◆ **EXTRACTED MATERIAL**

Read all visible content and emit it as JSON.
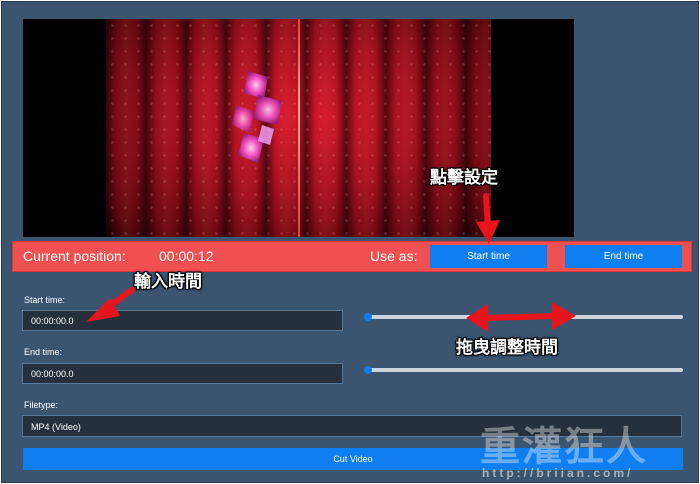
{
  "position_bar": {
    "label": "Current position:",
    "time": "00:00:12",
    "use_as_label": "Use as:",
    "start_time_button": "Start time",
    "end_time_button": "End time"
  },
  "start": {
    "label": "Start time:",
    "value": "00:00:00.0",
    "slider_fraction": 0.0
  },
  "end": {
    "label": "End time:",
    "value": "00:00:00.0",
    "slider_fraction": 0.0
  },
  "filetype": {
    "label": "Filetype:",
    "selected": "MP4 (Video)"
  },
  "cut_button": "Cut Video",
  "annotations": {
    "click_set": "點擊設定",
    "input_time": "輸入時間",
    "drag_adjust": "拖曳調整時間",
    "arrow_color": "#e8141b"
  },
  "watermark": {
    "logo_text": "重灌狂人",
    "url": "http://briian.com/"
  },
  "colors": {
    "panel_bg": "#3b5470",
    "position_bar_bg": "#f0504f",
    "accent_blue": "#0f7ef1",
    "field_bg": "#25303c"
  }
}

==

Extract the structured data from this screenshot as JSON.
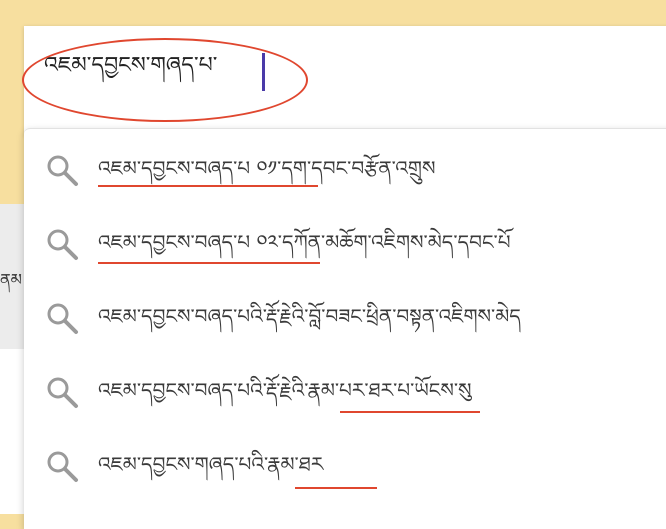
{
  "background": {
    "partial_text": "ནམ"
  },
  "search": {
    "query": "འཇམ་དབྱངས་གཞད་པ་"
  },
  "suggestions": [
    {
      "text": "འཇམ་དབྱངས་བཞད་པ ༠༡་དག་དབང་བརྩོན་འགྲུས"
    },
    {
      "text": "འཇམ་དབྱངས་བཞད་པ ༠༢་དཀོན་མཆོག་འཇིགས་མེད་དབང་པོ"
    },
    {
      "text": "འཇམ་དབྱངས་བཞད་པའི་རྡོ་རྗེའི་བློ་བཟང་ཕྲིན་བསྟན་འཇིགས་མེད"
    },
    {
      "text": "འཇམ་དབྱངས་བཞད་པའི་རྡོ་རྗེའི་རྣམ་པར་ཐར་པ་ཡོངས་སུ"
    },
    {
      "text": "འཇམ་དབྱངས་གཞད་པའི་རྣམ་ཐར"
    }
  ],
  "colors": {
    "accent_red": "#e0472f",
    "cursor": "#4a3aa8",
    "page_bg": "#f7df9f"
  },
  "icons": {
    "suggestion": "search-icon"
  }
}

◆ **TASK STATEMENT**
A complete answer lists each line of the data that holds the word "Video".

◆ **WRITTEN SOLUTION**
    "selected": "MP4 (Video)"
  "cut_button": "Cut Video",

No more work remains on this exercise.